I Hate Writing About My Life
By Ijeoma Oluo
“You’re going to be in my book,” I said to my friend as we sat down to drinks, “I just want to give you a heads-up.”
There will be a lot of people in my book, and I don’t plan on warning them all, but this friend is likely to appear in only one story, and he’s not the hero.
It’s about an argument we had years ago — a brief exchange that he barely remembers but which still haunts me today. An exchange that still informs my relationship with him. I’ve never told him how I feel about the argument. If I was good at talking, I wouldn’t need to write.
I wrote about it, not because the issue is unresolved — although it is — and not because I still hold hard feelings — although I do. I wrote about it because it will illustrate the broader point I’m trying to illustrate in that chapter. Like so many other important people in my life, I’ve turned him into a plot device.
I gave him a heads-up because I didn’t want him to find all of this out when he read my book. But few others will get this basic courtesy.
As a writer, I live two lives — I am two selves. I can stand with my heart cut open and bleeding, cursing the world, and at the same time I can say, “Remember this, the way the blood feels. It will make a good story when you want to talk about pain.” I make notes of my fear in the midst of panic attacks. I apologize to friends for harm done while cataloguing the color of their anger.
I float outside of myself at parties. “How does this look?” I ask myself, “What is really happening here?” I am not good conversation. As I walk down the street I see strangers and wonder, “Was that the commenter who said I should get over slavery? How many of these people would agree? What would I need to write to convince them otherwise?”
I regularly dig into my body for my greatest hurts. I hold them up and examine them, crying, while wondering, “Is this relevant? Will this advance the conversation I’m trying to have?” It is personal and professional at the same time. It is excruciating and unfeeling at once.
I will borrow the hurts of others. Shine a light on their flaws, examine their mistakes — all for the greater good. If it did not happen, if the reader cannot see it happen, then they will not care. This justifies my thievery.
Last week I wrote two essays on death and depression. These issues expose the unhealed wounds of my soul like no other. The first essay was written two feet on the ground, a clinical perspective of the issue. “Can you make it more personal?” my editor asked. “Not today,” I replied. But then a reader asked the same, “Can you write this down?” and so I reached back to my editor and said, “Let me try.” And I dove into myself and pulled out my pain and the pain of others (that I have no right to) and I wrote another essay. And I cried for two days while at the same time wondering if the page views were high enough.
I was like this before I was a writer who wrote. I lived within and outside of myself, cataloguing every hurt, analyzing every conflict. I stored it all within a library that I didn’t know why I needed. It kept me separated from and forever tied to other people. I remember complaining even as a child that everyone wanted my thoughts, but once they got them, they would leave. I didn’t realize I was supposed to be charging for the service.

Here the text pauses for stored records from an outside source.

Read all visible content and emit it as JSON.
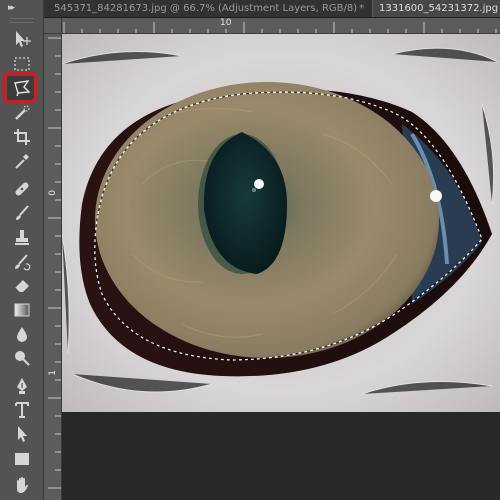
{
  "toolbar": {
    "collapse_glyph": "▸▸",
    "tools": [
      {
        "name": "move-tool",
        "icon": "move-icon"
      },
      {
        "name": "rectangular-marquee-tool",
        "icon": "marquee-icon"
      },
      {
        "name": "polygonal-lasso-tool",
        "icon": "polygonal-lasso-icon",
        "selected": true
      },
      {
        "name": "quick-selection-tool",
        "icon": "quick-selection-icon"
      },
      {
        "name": "crop-tool",
        "icon": "crop-icon"
      },
      {
        "name": "eyedropper-tool",
        "icon": "eyedropper-icon"
      },
      {
        "name": "spot-healing-brush-tool",
        "icon": "bandage-icon"
      },
      {
        "name": "brush-tool",
        "icon": "brush-icon"
      },
      {
        "name": "clone-stamp-tool",
        "icon": "stamp-icon"
      },
      {
        "name": "history-brush-tool",
        "icon": "history-brush-icon"
      },
      {
        "name": "eraser-tool",
        "icon": "eraser-icon"
      },
      {
        "name": "gradient-tool",
        "icon": "gradient-icon"
      },
      {
        "name": "blur-tool",
        "icon": "blur-drop-icon"
      },
      {
        "name": "dodge-tool",
        "icon": "dodge-icon"
      },
      {
        "name": "pen-tool",
        "icon": "pen-icon"
      },
      {
        "name": "type-tool",
        "icon": "type-icon"
      },
      {
        "name": "path-selection-tool",
        "icon": "path-selection-icon"
      },
      {
        "name": "rectangle-tool",
        "icon": "rectangle-icon"
      },
      {
        "name": "hand-tool",
        "icon": "hand-icon"
      }
    ],
    "highlight_color": "#e0141b"
  },
  "tabs": [
    {
      "title": "545371_84281673.jpg @ 66.7% (Adjustment Layers, RGB/8)",
      "close": "*",
      "active": false
    },
    {
      "title": "1331600_54231372.jpg",
      "active": true
    }
  ],
  "rulers": {
    "top_label": "10",
    "left_labels": [
      "0",
      "1"
    ]
  },
  "colors": {
    "ui_dark": "#282828",
    "panel": "#535353",
    "ruler": "#5c5c5c",
    "iris": "#8c7d5e",
    "pupil": "#0f2a2c",
    "fur": "#d8d4d6"
  },
  "image": {
    "description_hidden": true,
    "selection": "polygonal-lasso-marching-ants"
  }
}
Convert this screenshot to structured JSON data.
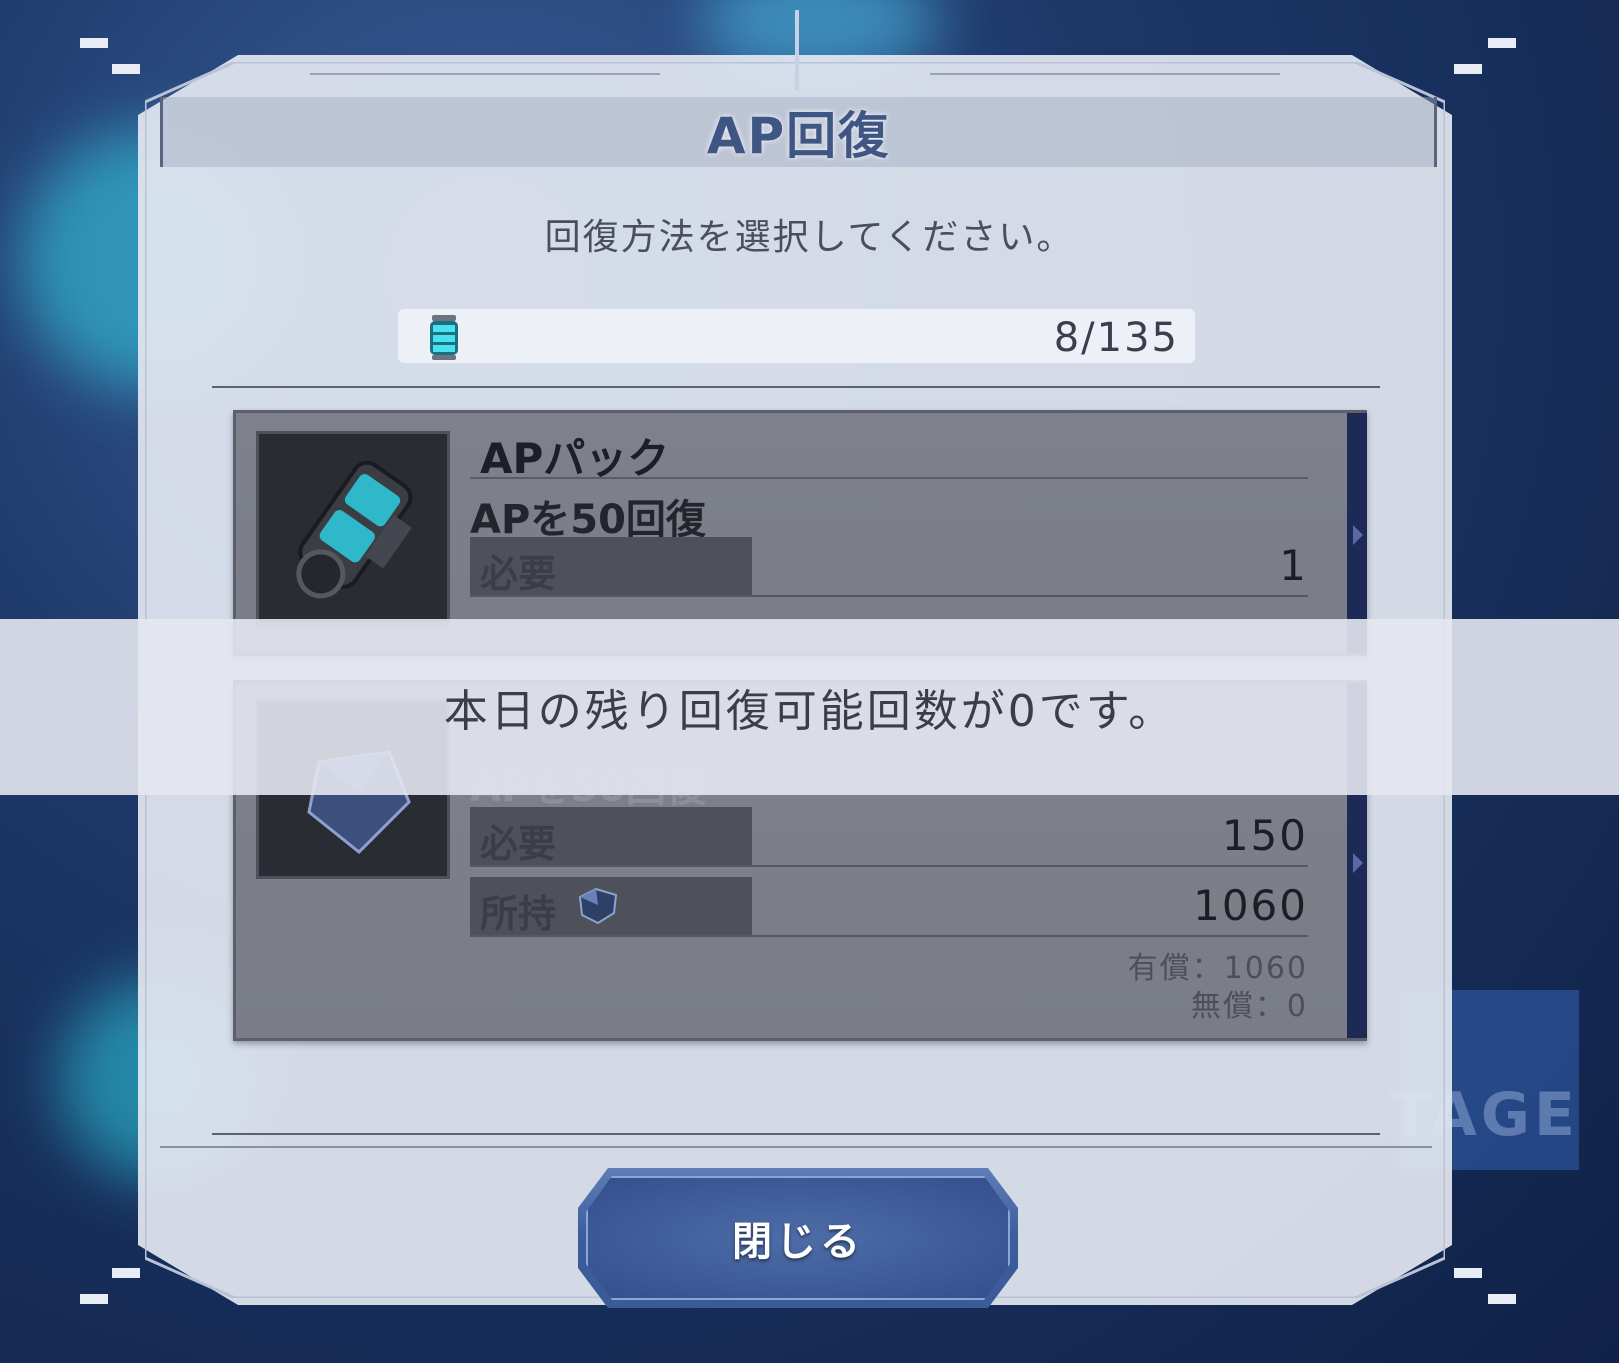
{
  "dialog": {
    "title": "AP回復",
    "subtitle": "回復方法を選択してください。",
    "ap_counter": "8/135",
    "ap_icon": "ap-canister-icon",
    "close_label": "閉じる"
  },
  "options": [
    {
      "name": "APパック",
      "description": "APを50回復",
      "required_label": "必要",
      "required_value": "1",
      "icon": "ap-pack-icon"
    },
    {
      "description": "APを50回復",
      "required_label": "必要",
      "required_value": "150",
      "owned_label": "所持",
      "owned_value": "1060",
      "paid_text": "有償：1060",
      "free_text": "無償：0",
      "icon": "gem-icon"
    }
  ],
  "toast": {
    "message": "本日の残り回復可能回数が0です。"
  },
  "colors": {
    "title": "#3f5685",
    "card": "#7e818b",
    "button": "#3c5c9c"
  }
}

Poor, fat, black, girl. You survive by letting the little things slide, by laughing off the cruel jokes, by accepting the offers of token friendship. But I just kept taking notes — the first time I was ever called fat, the first time I was ever called a nigger, the first assault, the first thing I ever stole — and filing them away for some future use. Before I started writing it all just sat there under the surface, dancing behind my eyes, the small flicker letting everyone know I was not to be fully trusted.
When I give lectures to writing students I tell them to not get discouraged if they do not enjoy writing. “I hate writing,” I say, “It’s horrible. It’s hell.” They are shocked every time, but I mean it. I often finish essays feeling like I’ve had to cut away a part of myself in the process and burn it as an offering. I have finished essays sobbing inconsolably. I’ve also found myself staring at the record of my deepest pain with the cold eye of a morgue technician. I don’t know which feels worse.
I am not a martyr, and the world would continue on just fine without my words. My writing is selfish in nature. I have a point to make and I will use my life and others’ to make it. I am a writer, like I am black and a woman. But there are painters who don’t paint and writers who do not write. I write because if I don’t, the words build up like bile and the catalogue is a waste. I write regardless of the consequences because it serves me to do so. I’m paid to do so, and in the end I am even praised for it. Not many people are regularly congratulated for their pain and are likely too busy living to suffer from the lack of it.
A friend asked if I was referring to him in an essay I wrote on abortion, when I was talking about advice I’d received from a friend when I found out I was pregnant. “Yes,” I answered. He told me that the way I wrote it down isn’t how he remembered it. Of course it isn’t, he’s not a writer, he’s just a person trying to help a friend. Even as he was asking me about this essay just a few days ago and I was trying to make amends for painting him in an unfavorable light, I was thinking, “how fortunate that this is happening now, because I was planning on writing about what being a writer does to your relationships anyway.”
I don’t know if I’m a slightly shitty friend who’s unable to fully engage with the world because I’m a writer, or if I’m a writer because I’m a slightly shitty friend who’s unable to fully engage in the world. But I know that asking the question can make a good story.
Lead image: flickr/Toshiyuki IMAI